◆ The task ◆
Complete, exact copies of all entries are needed.

◆ Records excerpted from a collection ◆
——
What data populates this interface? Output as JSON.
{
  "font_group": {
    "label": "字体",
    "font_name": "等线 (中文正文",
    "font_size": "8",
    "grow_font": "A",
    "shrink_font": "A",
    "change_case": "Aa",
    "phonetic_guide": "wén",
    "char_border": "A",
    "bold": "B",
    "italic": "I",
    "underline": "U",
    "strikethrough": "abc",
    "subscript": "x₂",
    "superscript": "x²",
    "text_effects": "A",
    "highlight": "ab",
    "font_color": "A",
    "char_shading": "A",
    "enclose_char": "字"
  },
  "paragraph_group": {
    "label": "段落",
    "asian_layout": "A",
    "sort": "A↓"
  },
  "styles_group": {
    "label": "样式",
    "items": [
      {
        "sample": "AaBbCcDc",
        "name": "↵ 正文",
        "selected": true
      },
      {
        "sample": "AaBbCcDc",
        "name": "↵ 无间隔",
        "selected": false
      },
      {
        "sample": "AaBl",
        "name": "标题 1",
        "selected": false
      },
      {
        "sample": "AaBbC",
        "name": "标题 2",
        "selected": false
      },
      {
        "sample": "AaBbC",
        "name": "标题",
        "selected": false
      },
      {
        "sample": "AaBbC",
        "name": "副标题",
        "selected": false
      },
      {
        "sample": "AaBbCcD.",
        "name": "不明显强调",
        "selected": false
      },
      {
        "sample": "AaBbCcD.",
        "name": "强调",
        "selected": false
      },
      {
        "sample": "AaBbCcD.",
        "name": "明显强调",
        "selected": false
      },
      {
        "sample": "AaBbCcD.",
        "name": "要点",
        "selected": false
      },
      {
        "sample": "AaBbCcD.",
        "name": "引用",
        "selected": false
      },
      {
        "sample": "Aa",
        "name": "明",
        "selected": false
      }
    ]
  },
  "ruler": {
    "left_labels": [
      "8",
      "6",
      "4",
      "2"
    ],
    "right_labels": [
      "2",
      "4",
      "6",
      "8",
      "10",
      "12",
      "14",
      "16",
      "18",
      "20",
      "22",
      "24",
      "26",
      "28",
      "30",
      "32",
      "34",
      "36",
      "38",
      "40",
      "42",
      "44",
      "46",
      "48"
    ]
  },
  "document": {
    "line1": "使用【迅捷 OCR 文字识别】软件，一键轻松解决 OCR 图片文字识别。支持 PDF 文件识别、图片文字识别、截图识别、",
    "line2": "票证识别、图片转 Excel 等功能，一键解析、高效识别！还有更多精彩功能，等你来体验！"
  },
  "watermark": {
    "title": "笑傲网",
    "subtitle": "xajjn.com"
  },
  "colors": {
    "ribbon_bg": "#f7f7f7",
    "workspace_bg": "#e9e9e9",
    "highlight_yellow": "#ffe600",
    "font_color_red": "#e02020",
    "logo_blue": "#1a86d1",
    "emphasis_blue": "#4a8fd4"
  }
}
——
◆ Exercise output ◆
What data populates this interface? Output as JSON.
{
  "font_group": {
    "label": "字体",
    "font_name": "等线 (中文正文",
    "font_size": "8",
    "grow_font": "A",
    "shrink_font": "A",
    "change_case": "Aa",
    "phonetic_guide": "wén",
    "char_border": "A",
    "bold": "B",
    "italic": "I",
    "underline": "U",
    "strikethrough": "abc",
    "subscript": "x₂",
    "superscript": "x²",
    "text_effects": "A",
    "highlight": "ab",
    "font_color": "A",
    "char_shading": "A",
    "enclose_char": "字"
  },
  "paragraph_group": {
    "label": "段落",
    "asian_layout": "A",
    "sort": "A↓"
  },
  "styles_group": {
    "label": "样式",
    "items": [
      {
        "sample": "AaBbCcDc",
        "name": "↵ 正文",
        "selected": true
      },
      {
        "sample": "AaBbCcDc",
        "name": "↵ 无间隔",
        "selected": false
      },
      {
        "sample": "AaBl",
        "name": "标题 1",
        "selected": false
      },
      {
        "sample": "AaBbC",
        "name": "标题 2",
        "selected": false
      },
      {
        "sample": "AaBbC",
        "name": "标题",
        "selected": false
      },
      {
        "sample": "AaBbC",
        "name": "副标题",
        "selected": false
      },
      {
        "sample": "AaBbCcD.",
        "name": "不明显强调",
        "selected": false
      },
      {
        "sample": "AaBbCcD.",
        "name": "强调",
        "selected": false
      },
      {
        "sample": "AaBbCcD.",
        "name": "明显强调",
        "selected": false
      },
      {
        "sample": "AaBbCcD.",
        "name": "要点",
        "selected": false
      },
      {
        "sample": "AaBbCcD.",
        "name": "引用",
        "selected": false
      },
      {
        "sample": "Aa",
        "name": "明",
        "selected": false
      }
    ]
  },
  "ruler": {
    "left_labels": [
      "8",
      "6",
      "4",
      "2"
    ],
    "right_labels": [
      "2",
      "4",
      "6",
      "8",
      "10",
      "12",
      "14",
      "16",
      "18",
      "20",
      "22",
      "24",
      "26",
      "28",
      "30",
      "32",
      "34",
      "36",
      "38",
      "40",
      "42",
      "44",
      "46",
      "48"
    ]
  },
  "document": {
    "line1": "使用【迅捷 OCR 文字识别】软件，一键轻松解决 OCR 图片文字识别。支持 PDF 文件识别、图片文字识别、截图识别、",
    "line2": "票证识别、图片转 Excel 等功能，一键解析、高效识别！还有更多精彩功能，等你来体验！"
  },
  "watermark": {
    "title": "笑傲网",
    "subtitle": "xajjn.com"
  },
  "colors": {
    "ribbon_bg": "#f7f7f7",
    "workspace_bg": "#e9e9e9",
    "highlight_yellow": "#ffe600",
    "font_color_red": "#e02020",
    "logo_blue": "#1a86d1",
    "emphasis_blue": "#4a8fd4"
  }
}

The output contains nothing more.